Galaxies or if instead
a little genocide is called for,
I think our love could be a powerful
argument for the continued preservation
of humanity in general, or at least,
of you and me
in particular.

If we were captives together
in an alien zoo, I’d try to make
the best of it, cultivate a streak
of xeno-exhibitionism,
waggle my eyebrows, and make jokes
about breeding in captivity.

If I became lost in
the multiverse, exploring
infinite parallel dimensions, my
only criterion for settling
down somewhere would be
whether or not I could find you:
and once I did, I’d stay there even
if it was a world ruled by giant spider-
priests, or one where killer
robots won the Civil War, or even
a world where sandwiches
were never invented, because
you’d make it the best
of all possible worlds anyway,
and plus
we could get rich
off inventing sandwiches.

If the Singularity comes
and we upload our minds into a vast
computer simulation of near-infinite
complexity and perfect resolution,
and become capable of experiencing any
fantasy, exploring worlds bound only
by our enhanced imaginations,
I’d still spend at least 1021 processing
cycles a month just sitting
on a virtual couch with you,
watching virtual TV,
eating virtual fajitas,
holding virtual hands,
and wishing
for the real thing.

 

 

 

Posted by & filed under Black Water, review, Seven Bells John.

Another review of Black Water

Tom Slatter’s music can be hard to get into, but he knows his influences of stories and influential backgrounds very well. As I’ve mentioned on the final composition, I can imagine Rod Serling has given the torch to Tom Slatter and for him by writing his own stories to capture and staying true to the late 1950s TV series of The Twilight Zone. What I hope that Slatter does, maybe in the future, is to make a Graphic Novel of the complete story and along with the music telling everything from start to finish.

I would love to make a graphic novel of the Seven Bells John story! Anyone know any comic book artists who work for free.

What I love about this review is that it mentions lots of ‘influences’ I didn’t know I had. I better get listening to them right away…

Posted by & filed under influences, Inspirations.

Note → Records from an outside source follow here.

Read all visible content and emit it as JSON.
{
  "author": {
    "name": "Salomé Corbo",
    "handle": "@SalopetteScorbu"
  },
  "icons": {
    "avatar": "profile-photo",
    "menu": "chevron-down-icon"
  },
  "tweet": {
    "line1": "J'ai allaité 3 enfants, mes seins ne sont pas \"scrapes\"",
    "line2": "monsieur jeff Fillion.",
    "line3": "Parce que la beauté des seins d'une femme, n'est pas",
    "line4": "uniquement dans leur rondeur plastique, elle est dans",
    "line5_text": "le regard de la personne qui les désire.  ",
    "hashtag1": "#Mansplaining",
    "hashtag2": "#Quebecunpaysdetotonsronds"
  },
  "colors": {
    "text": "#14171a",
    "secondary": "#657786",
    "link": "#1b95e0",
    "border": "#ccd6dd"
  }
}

People always talk about the bands that influenced them. I could give you a list of bands I like, but maybe it’s more interesting to talk about the music educators that have had a big impact on me.
First up is a gentleman I never met, but who’s work was a big influence. Reginald Smith Brindle was a musician and composer from Lancashire. He created some really interesting works for classical guitar, particular this one written for Julian Bream.

A really interesting piece, but his main influence on me was his writing about music.
Musical Composition, his book from 1986, is pretty much a must read as far as I’m concerned.  In particular its chapters on melody writing, accompaniments and more interesting modern classical ideas. The stuff on melody writing, really looking at how to use and when to repeat ideas, was very useful.
This book had a big influence on my instrumental work at Uni, which resulted in various pieces of which I still rather proud including ‘Two’ from my first album.